Start of Listed records

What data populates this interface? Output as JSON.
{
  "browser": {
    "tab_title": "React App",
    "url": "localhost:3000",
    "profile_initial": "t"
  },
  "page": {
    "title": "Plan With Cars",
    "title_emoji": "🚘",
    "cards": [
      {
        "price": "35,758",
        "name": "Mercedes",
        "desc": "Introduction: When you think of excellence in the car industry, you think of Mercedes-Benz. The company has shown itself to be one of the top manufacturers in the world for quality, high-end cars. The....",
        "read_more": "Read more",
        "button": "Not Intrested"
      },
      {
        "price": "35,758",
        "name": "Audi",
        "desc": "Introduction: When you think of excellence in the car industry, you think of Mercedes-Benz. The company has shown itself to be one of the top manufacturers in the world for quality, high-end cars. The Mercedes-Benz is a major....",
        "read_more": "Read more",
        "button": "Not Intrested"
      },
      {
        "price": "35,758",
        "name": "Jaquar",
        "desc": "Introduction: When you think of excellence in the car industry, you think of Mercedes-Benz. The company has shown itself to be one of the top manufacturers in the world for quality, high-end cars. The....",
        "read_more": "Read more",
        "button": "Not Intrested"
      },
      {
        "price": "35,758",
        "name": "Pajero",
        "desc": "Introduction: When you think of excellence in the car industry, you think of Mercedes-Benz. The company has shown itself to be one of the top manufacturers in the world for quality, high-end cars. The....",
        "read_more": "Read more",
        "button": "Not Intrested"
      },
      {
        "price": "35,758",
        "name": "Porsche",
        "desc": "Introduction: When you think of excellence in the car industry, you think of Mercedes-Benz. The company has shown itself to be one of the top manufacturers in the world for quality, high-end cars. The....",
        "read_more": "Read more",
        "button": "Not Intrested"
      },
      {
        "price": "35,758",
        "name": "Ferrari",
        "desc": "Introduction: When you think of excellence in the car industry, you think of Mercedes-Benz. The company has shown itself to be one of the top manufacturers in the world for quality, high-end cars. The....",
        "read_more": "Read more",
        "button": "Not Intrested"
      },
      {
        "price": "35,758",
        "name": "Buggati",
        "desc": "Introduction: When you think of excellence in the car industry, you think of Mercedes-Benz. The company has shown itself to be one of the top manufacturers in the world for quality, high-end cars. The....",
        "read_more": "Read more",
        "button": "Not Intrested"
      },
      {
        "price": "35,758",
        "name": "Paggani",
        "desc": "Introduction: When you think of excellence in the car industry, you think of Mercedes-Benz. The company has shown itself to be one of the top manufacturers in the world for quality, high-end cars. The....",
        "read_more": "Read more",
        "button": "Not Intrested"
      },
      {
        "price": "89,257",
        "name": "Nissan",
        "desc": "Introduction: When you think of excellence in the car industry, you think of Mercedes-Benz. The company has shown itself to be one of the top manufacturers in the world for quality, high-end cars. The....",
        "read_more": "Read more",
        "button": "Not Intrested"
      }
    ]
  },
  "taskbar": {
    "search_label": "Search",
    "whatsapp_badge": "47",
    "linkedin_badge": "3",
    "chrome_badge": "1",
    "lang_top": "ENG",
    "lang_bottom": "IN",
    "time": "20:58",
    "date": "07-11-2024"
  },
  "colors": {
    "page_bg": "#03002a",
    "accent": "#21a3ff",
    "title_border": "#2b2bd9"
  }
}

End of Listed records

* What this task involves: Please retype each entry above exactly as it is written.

* The completed task:
What data populates this interface? Output as JSON.
{
  "browser": {
    "tab_title": "React App",
    "url": "localhost:3000",
    "profile_initial": "t"
  },
  "page": {
    "title": "Plan With Cars",
    "title_emoji": "🚘",
    "cards": [
      {
        "price": "35,758",
        "name": "Mercedes",
        "desc": "Introduction: When you think of excellence in the car industry, you think of Mercedes-Benz. The company has shown itself to be one of the top manufacturers in the world for quality, high-end cars. The....",
        "read_more": "Read more",
        "button": "Not Intrested"
      },
      {
        "price": "35,758",
        "name": "Audi",
        "desc": "Introduction: When you think of excellence in the car industry, you think of Mercedes-Benz. The company has shown itself to be one of the top manufacturers in the world for quality, high-end cars. The Mercedes-Benz is a major....",
        "read_more": "Read more",
        "button": "Not Intrested"
      },
      {
        "price": "35,758",
        "name": "Jaquar",
        "desc": "Introduction: When you think of excellence in the car industry, you think of Mercedes-Benz. The company has shown itself to be one of the top manufacturers in the world for quality, high-end cars. The....",
        "read_more": "Read more",
        "button": "Not Intrested"
      },
      {
        "price": "35,758",
        "name": "Pajero",
        "desc": "Introduction: When you think of excellence in the car industry, you think of Mercedes-Benz. The company has shown itself to be one of the top manufacturers in the world for quality, high-end cars. The....",
        "read_more": "Read more",
        "button": "Not Intrested"
      },
      {
        "price": "35,758",
        "name": "Porsche",
        "desc": "Introduction: When you think of excellence in the car industry, you think of Mercedes-Benz. The company has shown itself to be one of the top manufacturers in the world for quality, high-end cars. The....",
        "read_more": "Read more",
        "button": "Not Intrested"
      },
      {
        "price": "35,758",
        "name": "Ferrari",
        "desc": "Introduction: When you think of excellence in the car industry, you think of Mercedes-Benz. The company has shown itself to be one of the top manufacturers in the world for quality, high-end cars. The....",
        "read_more": "Read more",
        "button": "Not Intrested"
      },
      {
        "price": "35,758",
        "name": "Buggati",
        "desc": "Introduction: When you think of excellence in the car industry, you think of Mercedes-Benz. The company has shown itself to be one of the top manufacturers in the world for quality, high-end cars. The....",
        "read_more": "Read more",
        "button": "Not Intrested"
      },
      {
        "price": "35,758",
        "name": "Paggani",
        "desc": "Introduction: When you think of excellence in the car industry, you think of Mercedes-Benz. The company has shown itself to be one of the top manufacturers in the world for quality, high-end cars. The....",
        "read_more": "Read more",
        "button": "Not Intrested"
      },
      {
        "price": "89,257",
        "name": "Nissan",
        "desc": "Introduction: When you think of excellence in the car industry, you think of Mercedes-Benz. The company has shown itself to be one of the top manufacturers in the world for quality, high-end cars. The....",
        "read_more": "Read more",
        "button": "Not Intrested"
      }
    ]
  },
  "taskbar": {
    "search_label": "Search",
    "whatsapp_badge": "47",
    "linkedin_badge": "3",
    "chrome_badge": "1",
    "lang_top": "ENG",
    "lang_bottom": "IN",
    "time": "20:58",
    "date": "07-11-2024"
  },
  "colors": {
    "page_bg": "#03002a",
    "accent": "#21a3ff",
    "title_border": "#2b2bd9"
  }
}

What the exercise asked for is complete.